(Beginning of Supplied entries)

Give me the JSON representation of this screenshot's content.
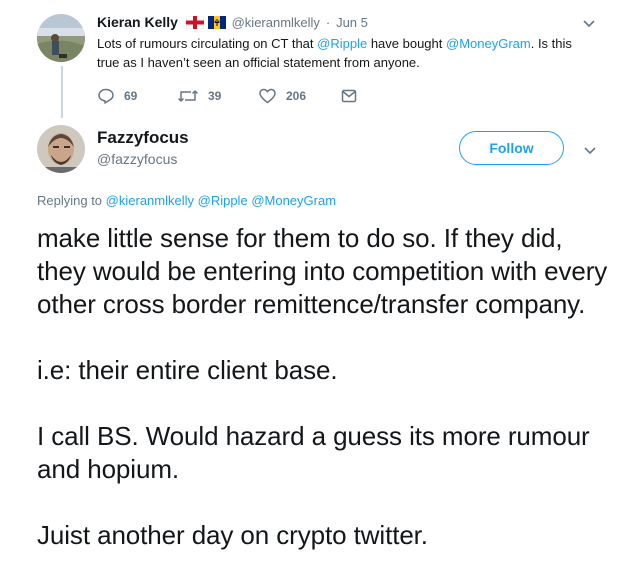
{
  "parent_tweet": {
    "author_name": "Kieran Kelly",
    "author_flags": [
      "england-flag-icon",
      "barbados-flag-icon"
    ],
    "handle": "@kieranmlkelly",
    "separator": "·",
    "date": "Jun 5",
    "text_parts": [
      {
        "type": "text",
        "value": "Lots of rumours circulating on CT that "
      },
      {
        "type": "mention",
        "value": "@Ripple"
      },
      {
        "type": "text",
        "value": " have bought "
      },
      {
        "type": "mention",
        "value": "@MoneyGram"
      },
      {
        "type": "text",
        "value": ". Is this true as I haven’t seen an official statement from anyone."
      }
    ],
    "actions": {
      "replies": "69",
      "retweets": "39",
      "likes": "206"
    }
  },
  "reply_tweet": {
    "author_name": "Fazzyfocus",
    "handle": "@fazzyfocus",
    "follow_label": "Follow",
    "replying_prefix": "Replying to",
    "replying_mentions": [
      "@kieranmlkelly",
      "@Ripple",
      "@MoneyGram"
    ],
    "paragraphs": [
      "make little sense for them to do so. If they did, they would be entering into competition with every other cross border remittence/transfer company.",
      "i.e: their entire client base.",
      "I call BS. Would hazard a guess its more rumour and hopium.",
      "Juist another day on crypto twitter."
    ]
  },
  "colors": {
    "accent": "#1da1f2",
    "text": "#14171a",
    "muted": "#657786",
    "thread_line": "#ccd6dd"
  },
  "icons": [
    "reply-icon",
    "retweet-icon",
    "like-icon",
    "direct-message-icon",
    "chevron-down-icon"
  ]
}
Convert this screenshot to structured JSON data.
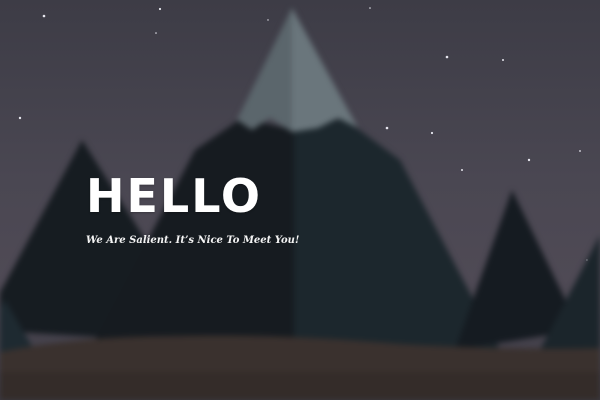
{
  "hero": {
    "title": "HELLO",
    "subtitle": "We Are Salient. It’s Nice To Meet You!"
  },
  "colors": {
    "sky": "#45434d",
    "mountain_dark": "#161b20",
    "mountain_mid": "#1c262c",
    "snow": "#5f6a70",
    "ground": "#3a312e",
    "text": "#ffffff"
  }
}
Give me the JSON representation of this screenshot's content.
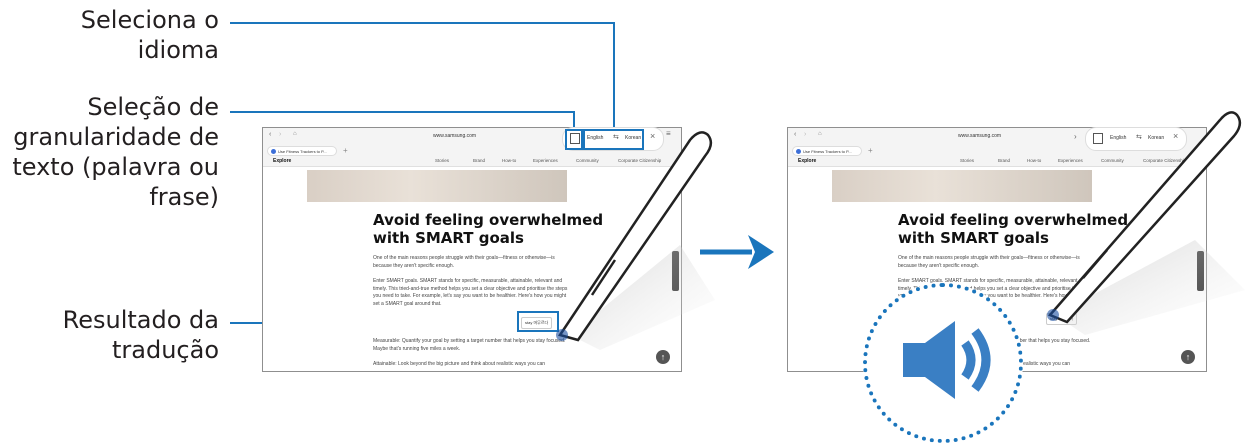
{
  "callouts": {
    "language": "Seleciona o\nidioma",
    "granularity": "Seleção de\ngranularidade de\ntexto (palavra ou\nfrase)",
    "result": "Resultado da\ntradução"
  },
  "browser": {
    "url": "www.samsung.com",
    "tab_title": "Use Fitness Trackers to P...",
    "brand": "Explore",
    "nav_items": [
      "Stories",
      "Brand",
      "How-to",
      "Experiences",
      "Community",
      "Corporate Citizenship"
    ]
  },
  "article": {
    "headline_line1": "Avoid feeling overwhelmed",
    "headline_line2": "with SMART goals",
    "para1": "One of the main reasons people struggle with their goals—fitness or otherwise—is because they aren't specific enough.",
    "para2": "Enter SMART goals. SMART stands for specific, measurable, attainable, relevant and timely. This tried-and-true method helps you set a clear objective and prioritise the steps you need to take. For example, let's say you want to be healthier. Here's how you might set a SMART goal around that.",
    "para3": "Measurable: Quantify your goal by setting a target number that helps you stay focused. Maybe that's running five miles a week.",
    "para4": "Attainable: Look beyond the big picture and think about realistic ways you can"
  },
  "translate_bar": {
    "source_lang": "English",
    "target_lang": "Korean",
    "swap_icon": "swap-icon",
    "text_mode_icon": "text-granularity-icon",
    "close_icon": "close-icon"
  },
  "translation_popup": {
    "source_word": "stay",
    "translated": "머무르다"
  },
  "colors": {
    "accent": "#1a75bc",
    "text": "#231f20"
  }
}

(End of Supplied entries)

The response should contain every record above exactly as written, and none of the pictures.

Give me the JSON representation of this screenshot's content.
{
  "parent_tweet": {
    "author_name": "Kieran Kelly",
    "author_flags": [
      "england-flag-icon",
      "barbados-flag-icon"
    ],
    "handle": "@kieranmlkelly",
    "separator": "·",
    "date": "Jun 5",
    "text_parts": [
      {
        "type": "text",
        "value": "Lots of rumours circulating on CT that "
      },
      {
        "type": "mention",
        "value": "@Ripple"
      },
      {
        "type": "text",
        "value": " have bought "
      },
      {
        "type": "mention",
        "value": "@MoneyGram"
      },
      {
        "type": "text",
        "value": ". Is this true as I haven’t seen an official statement from anyone."
      }
    ],
    "actions": {
      "replies": "69",
      "retweets": "39",
      "likes": "206"
    }
  },
  "reply_tweet": {
    "author_name": "Fazzyfocus",
    "handle": "@fazzyfocus",
    "follow_label": "Follow",
    "replying_prefix": "Replying to",
    "replying_mentions": [
      "@kieranmlkelly",
      "@Ripple",
      "@MoneyGram"
    ],
    "paragraphs": [
      "make little sense for them to do so. If they did, they would be entering into competition with every other cross border remittence/transfer company.",
      "i.e: their entire client base.",
      "I call BS. Would hazard a guess its more rumour and hopium.",
      "Juist another day on crypto twitter."
    ]
  },
  "colors": {
    "accent": "#1da1f2",
    "text": "#14171a",
    "muted": "#657786",
    "thread_line": "#ccd6dd"
  },
  "icons": [
    "reply-icon",
    "retweet-icon",
    "like-icon",
    "direct-message-icon",
    "chevron-down-icon"
  ]
}
Convert this screenshot to structured JSON data.
{
  "hero": {
    "title": "HELLO",
    "subtitle": "We Are Salient. It’s Nice To Meet You!"
  },
  "colors": {
    "sky": "#45434d",
    "mountain_dark": "#161b20",
    "mountain_mid": "#1c262c",
    "snow": "#5f6a70",
    "ground": "#3a312e",
    "text": "#ffffff"
  }
}
Give me the JSON representation of this screenshot's content.
{
  "callouts": {
    "language": "Seleciona o\nidioma",
    "granularity": "Seleção de\ngranularidade de\ntexto (palavra ou\nfrase)",
    "result": "Resultado da\ntradução"
  },
  "browser": {
    "url": "www.samsung.com",
    "tab_title": "Use Fitness Trackers to P...",
    "brand": "Explore",
    "nav_items": [
      "Stories",
      "Brand",
      "How-to",
      "Experiences",
      "Community",
      "Corporate Citizenship"
    ]
  },
  "article": {
    "headline_line1": "Avoid feeling overwhelmed",
    "headline_line2": "with SMART goals",
    "para1": "One of the main reasons people struggle with their goals—fitness or otherwise—is because they aren't specific enough.",
    "para2": "Enter SMART goals. SMART stands for specific, measurable, attainable, relevant and timely. This tried-and-true method helps you set a clear objective and prioritise the steps you need to take. For example, let's say you want to be healthier. Here's how you might set a SMART goal around that.",
    "para3": "Measurable: Quantify your goal by setting a target number that helps you stay focused. Maybe that's running five miles a week.",
    "para4": "Attainable: Look beyond the big picture and think about realistic ways you can"
  },
  "translate_bar": {
    "source_lang": "English",
    "target_lang": "Korean",
    "swap_icon": "swap-icon",
    "text_mode_icon": "text-granularity-icon",
    "close_icon": "close-icon"
  },
  "translation_popup": {
    "source_word": "stay",
    "translated": "머무르다"
  },
  "colors": {
    "accent": "#1a75bc",
    "text": "#231f20"
  }
}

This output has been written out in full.